[Items from an interface collection]
======

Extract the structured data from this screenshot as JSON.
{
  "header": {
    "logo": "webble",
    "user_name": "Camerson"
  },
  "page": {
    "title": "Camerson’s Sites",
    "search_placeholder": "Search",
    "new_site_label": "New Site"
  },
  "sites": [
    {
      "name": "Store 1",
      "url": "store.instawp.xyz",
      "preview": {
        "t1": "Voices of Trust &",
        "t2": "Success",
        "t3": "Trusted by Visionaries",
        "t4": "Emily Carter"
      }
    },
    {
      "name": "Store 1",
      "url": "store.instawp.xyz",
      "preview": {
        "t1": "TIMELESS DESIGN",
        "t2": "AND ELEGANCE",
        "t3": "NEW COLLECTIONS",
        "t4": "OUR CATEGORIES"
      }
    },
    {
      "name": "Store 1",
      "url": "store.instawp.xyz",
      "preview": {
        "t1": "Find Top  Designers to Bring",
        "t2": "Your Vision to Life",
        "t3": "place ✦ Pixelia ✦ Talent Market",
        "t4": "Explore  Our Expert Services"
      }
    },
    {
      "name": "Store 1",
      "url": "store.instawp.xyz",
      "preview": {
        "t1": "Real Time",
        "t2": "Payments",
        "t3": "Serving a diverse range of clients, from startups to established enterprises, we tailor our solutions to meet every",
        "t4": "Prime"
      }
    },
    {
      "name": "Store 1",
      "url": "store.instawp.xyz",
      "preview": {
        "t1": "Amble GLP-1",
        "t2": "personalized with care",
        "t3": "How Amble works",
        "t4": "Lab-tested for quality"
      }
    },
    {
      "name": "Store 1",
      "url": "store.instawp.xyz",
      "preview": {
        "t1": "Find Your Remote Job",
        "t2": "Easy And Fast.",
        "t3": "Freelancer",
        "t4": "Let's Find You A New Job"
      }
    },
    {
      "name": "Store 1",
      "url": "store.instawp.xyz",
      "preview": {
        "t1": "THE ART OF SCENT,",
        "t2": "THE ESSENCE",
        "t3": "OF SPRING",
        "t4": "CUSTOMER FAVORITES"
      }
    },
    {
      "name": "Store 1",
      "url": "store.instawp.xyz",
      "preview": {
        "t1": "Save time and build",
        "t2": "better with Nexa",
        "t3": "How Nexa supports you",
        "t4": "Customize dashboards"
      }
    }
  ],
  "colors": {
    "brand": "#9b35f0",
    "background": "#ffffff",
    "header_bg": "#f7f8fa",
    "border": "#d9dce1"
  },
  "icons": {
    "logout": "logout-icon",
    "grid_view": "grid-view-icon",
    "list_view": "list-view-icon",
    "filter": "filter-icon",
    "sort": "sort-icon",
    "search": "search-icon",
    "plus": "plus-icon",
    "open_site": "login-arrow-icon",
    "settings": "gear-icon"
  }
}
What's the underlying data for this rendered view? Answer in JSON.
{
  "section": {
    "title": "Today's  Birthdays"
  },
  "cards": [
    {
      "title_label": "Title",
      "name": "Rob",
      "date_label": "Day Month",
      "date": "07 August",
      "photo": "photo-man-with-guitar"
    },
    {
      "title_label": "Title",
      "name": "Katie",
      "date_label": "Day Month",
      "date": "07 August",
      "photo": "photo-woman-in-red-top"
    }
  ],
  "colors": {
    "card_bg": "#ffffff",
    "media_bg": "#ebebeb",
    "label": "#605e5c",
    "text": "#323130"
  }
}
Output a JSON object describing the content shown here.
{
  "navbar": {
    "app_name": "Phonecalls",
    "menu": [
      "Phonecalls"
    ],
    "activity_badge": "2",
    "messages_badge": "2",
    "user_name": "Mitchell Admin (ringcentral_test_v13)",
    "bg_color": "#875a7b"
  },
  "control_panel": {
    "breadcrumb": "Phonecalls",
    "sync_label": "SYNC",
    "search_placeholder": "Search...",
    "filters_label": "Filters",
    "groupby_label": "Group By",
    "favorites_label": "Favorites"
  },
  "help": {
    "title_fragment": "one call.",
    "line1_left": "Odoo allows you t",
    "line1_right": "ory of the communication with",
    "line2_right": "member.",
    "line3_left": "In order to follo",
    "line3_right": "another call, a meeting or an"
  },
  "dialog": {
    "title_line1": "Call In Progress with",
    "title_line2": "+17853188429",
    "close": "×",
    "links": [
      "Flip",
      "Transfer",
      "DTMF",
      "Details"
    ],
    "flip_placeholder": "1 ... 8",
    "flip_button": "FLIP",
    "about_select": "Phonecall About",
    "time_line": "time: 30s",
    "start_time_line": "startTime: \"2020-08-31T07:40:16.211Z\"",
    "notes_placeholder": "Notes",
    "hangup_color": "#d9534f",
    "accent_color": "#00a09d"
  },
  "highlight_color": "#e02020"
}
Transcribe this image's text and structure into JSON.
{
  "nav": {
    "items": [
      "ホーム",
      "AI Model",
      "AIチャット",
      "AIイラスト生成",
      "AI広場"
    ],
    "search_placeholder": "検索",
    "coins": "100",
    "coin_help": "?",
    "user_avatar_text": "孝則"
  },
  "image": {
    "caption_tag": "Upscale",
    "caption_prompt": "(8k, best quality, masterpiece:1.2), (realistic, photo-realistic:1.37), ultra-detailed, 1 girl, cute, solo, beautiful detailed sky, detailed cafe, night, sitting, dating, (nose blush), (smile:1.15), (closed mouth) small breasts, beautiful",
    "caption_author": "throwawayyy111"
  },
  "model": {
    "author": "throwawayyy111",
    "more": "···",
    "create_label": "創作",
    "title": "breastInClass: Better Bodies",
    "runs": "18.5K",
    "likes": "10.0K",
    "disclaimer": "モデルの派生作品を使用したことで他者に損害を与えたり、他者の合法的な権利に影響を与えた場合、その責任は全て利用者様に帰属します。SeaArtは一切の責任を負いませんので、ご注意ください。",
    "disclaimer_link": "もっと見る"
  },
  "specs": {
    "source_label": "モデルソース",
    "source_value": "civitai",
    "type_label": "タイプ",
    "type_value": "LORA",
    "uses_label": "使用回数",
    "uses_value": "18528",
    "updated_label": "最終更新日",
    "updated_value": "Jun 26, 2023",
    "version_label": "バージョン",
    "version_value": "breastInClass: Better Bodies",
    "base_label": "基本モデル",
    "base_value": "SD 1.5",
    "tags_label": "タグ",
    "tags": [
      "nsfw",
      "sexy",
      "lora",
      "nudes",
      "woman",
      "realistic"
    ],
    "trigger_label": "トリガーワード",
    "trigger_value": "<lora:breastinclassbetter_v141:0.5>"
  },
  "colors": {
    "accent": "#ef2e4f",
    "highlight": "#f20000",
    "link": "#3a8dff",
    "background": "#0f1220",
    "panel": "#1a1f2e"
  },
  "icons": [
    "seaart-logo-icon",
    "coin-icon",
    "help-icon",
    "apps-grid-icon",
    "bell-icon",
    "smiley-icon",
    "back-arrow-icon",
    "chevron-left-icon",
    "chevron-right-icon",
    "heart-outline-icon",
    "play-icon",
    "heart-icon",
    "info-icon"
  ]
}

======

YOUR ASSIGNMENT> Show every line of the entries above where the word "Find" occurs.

ANSWER SECTION>
        "t1": "Find Top  Designers to Bring",
        "t1": "Find Your Remote Job",
        "t4": "Let's Find You A New Job"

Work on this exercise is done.